Without any pictures, copy the records below once more, exactly as they are.

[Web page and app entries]
====

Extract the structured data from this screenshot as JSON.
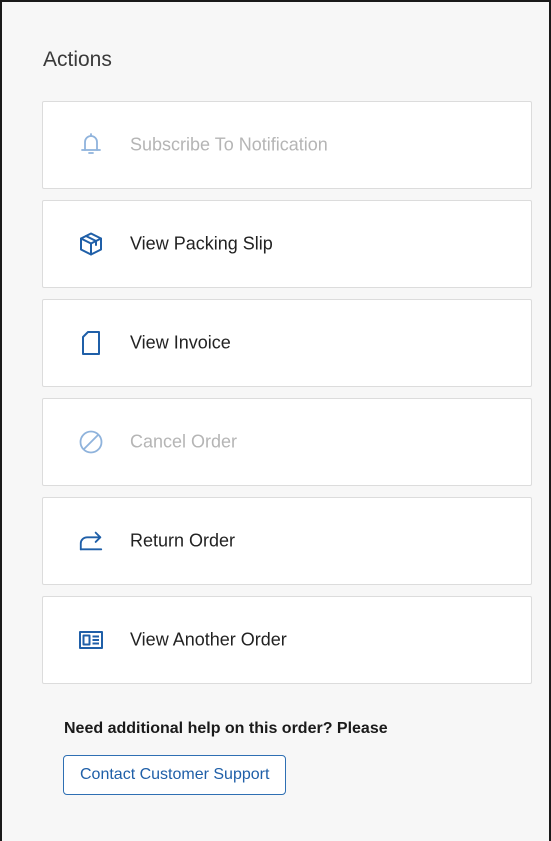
{
  "panel": {
    "title": "Actions"
  },
  "actions": [
    {
      "label": "Subscribe To Notification",
      "icon": "bell-icon",
      "state": "disabled"
    },
    {
      "label": "View Packing Slip",
      "icon": "package-icon",
      "state": "enabled"
    },
    {
      "label": "View Invoice",
      "icon": "document-icon",
      "state": "enabled"
    },
    {
      "label": "Cancel Order",
      "icon": "cancel-icon",
      "state": "disabled"
    },
    {
      "label": "Return Order",
      "icon": "return-arrow-icon",
      "state": "enabled"
    },
    {
      "label": "View Another Order",
      "icon": "order-card-icon",
      "state": "enabled"
    }
  ],
  "help": {
    "text": "Need additional help on this order? Please",
    "support_button": "Contact Customer Support"
  },
  "colors": {
    "accent": "#1f5fa8",
    "disabled": "#b5b5b5",
    "text": "#222222",
    "panel_bg": "#f7f7f7",
    "card_border": "#dcdcdc"
  }
}
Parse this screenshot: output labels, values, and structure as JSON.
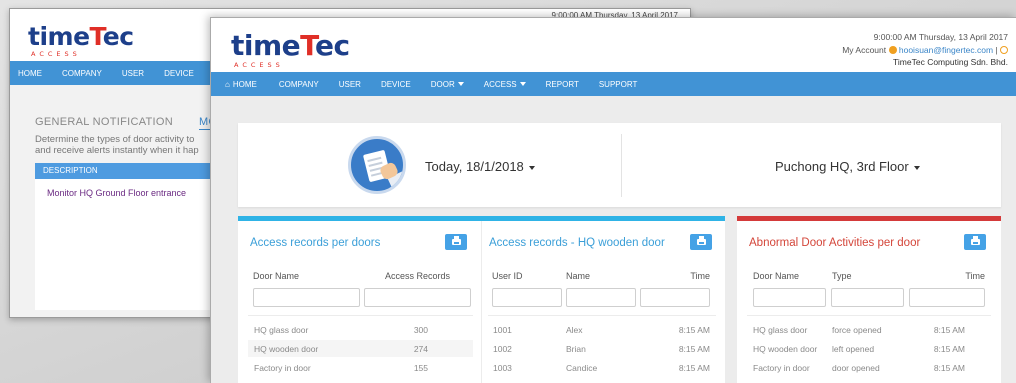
{
  "back_window": {
    "timestamp": "9:00:00 AM Thursday, 13 April 2017",
    "logo": {
      "word_a": "time",
      "word_t": "T",
      "word_b": "ec",
      "sub": "ACCESS"
    },
    "nav": [
      "HOME",
      "COMPANY",
      "USER",
      "DEVICE"
    ],
    "tabs": [
      "GENERAL NOTIFICATION",
      "MONIT"
    ],
    "description_line1": "Determine the types of door activity to",
    "description_line2": "and receive alerts instantly when it hap",
    "table_header": "DESCRIPTION",
    "table_row": "Monitor HQ Ground Floor entrance"
  },
  "front_window": {
    "logo": {
      "word_a": "time",
      "word_t": "T",
      "word_b": "ec",
      "sub": "ACCESS"
    },
    "header": {
      "timestamp": "9:00:00 AM Thursday, 13 April 2017",
      "account_label": "My Account",
      "email": "hooisuan@fingertec.com",
      "separator": "|",
      "company": "TimeTec Computing Sdn. Bhd."
    },
    "nav": {
      "home": "HOME",
      "company": "COMPANY",
      "user": "USER",
      "device": "DEVICE",
      "door": "DOOR",
      "access": "ACCESS",
      "report": "REPORT",
      "support": "SUPPORT"
    },
    "filters": {
      "date": "Today, 18/1/2018",
      "location": "Puchong HQ, 3rd Floor"
    },
    "panel_doors": {
      "title": "Access records per doors",
      "columns": [
        "Door Name",
        "Access Records"
      ],
      "rows": [
        [
          "HQ glass door",
          "300"
        ],
        [
          "HQ wooden door",
          "274"
        ],
        [
          "Factory in door",
          "155"
        ]
      ]
    },
    "panel_wooden": {
      "title": "Access records - HQ wooden door",
      "columns": [
        "User ID",
        "Name",
        "Time"
      ],
      "rows": [
        [
          "1001",
          "Alex",
          "8:15 AM"
        ],
        [
          "1002",
          "Brian",
          "8:15 AM"
        ],
        [
          "1003",
          "Candice",
          "8:15 AM"
        ]
      ]
    },
    "panel_abnormal": {
      "title": "Abnormal Door Activities per door",
      "columns": [
        "Door Name",
        "Type",
        "Time"
      ],
      "rows": [
        [
          "HQ glass door",
          "force opened",
          "8:15 AM"
        ],
        [
          "HQ wooden door",
          "left opened",
          "8:15 AM"
        ],
        [
          "Factory in door",
          "door opened",
          "8:15 AM"
        ]
      ]
    },
    "colors": {
      "nav_blue": "#4193d5",
      "accent_cyan": "#2fb3e6",
      "accent_red": "#d43a3a",
      "link_blue": "#3b86c8",
      "warning_orange": "#f0a020"
    }
  }
}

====

## WRITTEN ANSWER
Extract the structured data from this screenshot as JSON.
{
  "panel": {
    "title": "Actions"
  },
  "actions": [
    {
      "label": "Subscribe To Notification",
      "icon": "bell-icon",
      "state": "disabled"
    },
    {
      "label": "View Packing Slip",
      "icon": "package-icon",
      "state": "enabled"
    },
    {
      "label": "View Invoice",
      "icon": "document-icon",
      "state": "enabled"
    },
    {
      "label": "Cancel Order",
      "icon": "cancel-icon",
      "state": "disabled"
    },
    {
      "label": "Return Order",
      "icon": "return-arrow-icon",
      "state": "enabled"
    },
    {
      "label": "View Another Order",
      "icon": "order-card-icon",
      "state": "enabled"
    }
  ],
  "help": {
    "text": "Need additional help on this order? Please",
    "support_button": "Contact Customer Support"
  },
  "colors": {
    "accent": "#1f5fa8",
    "disabled": "#b5b5b5",
    "text": "#222222",
    "panel_bg": "#f7f7f7",
    "card_border": "#dcdcdc"
  }
}
Parse this screenshot: output labels, values, and structure as JSON.
{
  "back_window": {
    "timestamp": "9:00:00 AM Thursday, 13 April 2017",
    "logo": {
      "word_a": "time",
      "word_t": "T",
      "word_b": "ec",
      "sub": "ACCESS"
    },
    "nav": [
      "HOME",
      "COMPANY",
      "USER",
      "DEVICE"
    ],
    "tabs": [
      "GENERAL NOTIFICATION",
      "MONIT"
    ],
    "description_line1": "Determine the types of door activity to",
    "description_line2": "and receive alerts instantly when it hap",
    "table_header": "DESCRIPTION",
    "table_row": "Monitor HQ Ground Floor entrance"
  },
  "front_window": {
    "logo": {
      "word_a": "time",
      "word_t": "T",
      "word_b": "ec",
      "sub": "ACCESS"
    },
    "header": {
      "timestamp": "9:00:00 AM Thursday, 13 April 2017",
      "account_label": "My Account",
      "email": "hooisuan@fingertec.com",
      "separator": "|",
      "company": "TimeTec Computing Sdn. Bhd."
    },
    "nav": {
      "home": "HOME",
      "company": "COMPANY",
      "user": "USER",
      "device": "DEVICE",
      "door": "DOOR",
      "access": "ACCESS",
      "report": "REPORT",
      "support": "SUPPORT"
    },
    "filters": {
      "date": "Today, 18/1/2018",
      "location": "Puchong HQ, 3rd Floor"
    },
    "panel_doors": {
      "title": "Access records per doors",
      "columns": [
        "Door Name",
        "Access Records"
      ],
      "rows": [
        [
          "HQ glass door",
          "300"
        ],
        [
          "HQ wooden door",
          "274"
        ],
        [
          "Factory in door",
          "155"
        ]
      ]
    },
    "panel_wooden": {
      "title": "Access records - HQ wooden door",
      "columns": [
        "User ID",
        "Name",
        "Time"
      ],
      "rows": [
        [
          "1001",
          "Alex",
          "8:15 AM"
        ],
        [
          "1002",
          "Brian",
          "8:15 AM"
        ],
        [
          "1003",
          "Candice",
          "8:15 AM"
        ]
      ]
    },
    "panel_abnormal": {
      "title": "Abnormal Door Activities per door",
      "columns": [
        "Door Name",
        "Type",
        "Time"
      ],
      "rows": [
        [
          "HQ glass door",
          "force opened",
          "8:15 AM"
        ],
        [
          "HQ wooden door",
          "left opened",
          "8:15 AM"
        ],
        [
          "Factory in door",
          "door opened",
          "8:15 AM"
        ]
      ]
    },
    "colors": {
      "nav_blue": "#4193d5",
      "accent_cyan": "#2fb3e6",
      "accent_red": "#d43a3a",
      "link_blue": "#3b86c8",
      "warning_orange": "#f0a020"
    }
  }
}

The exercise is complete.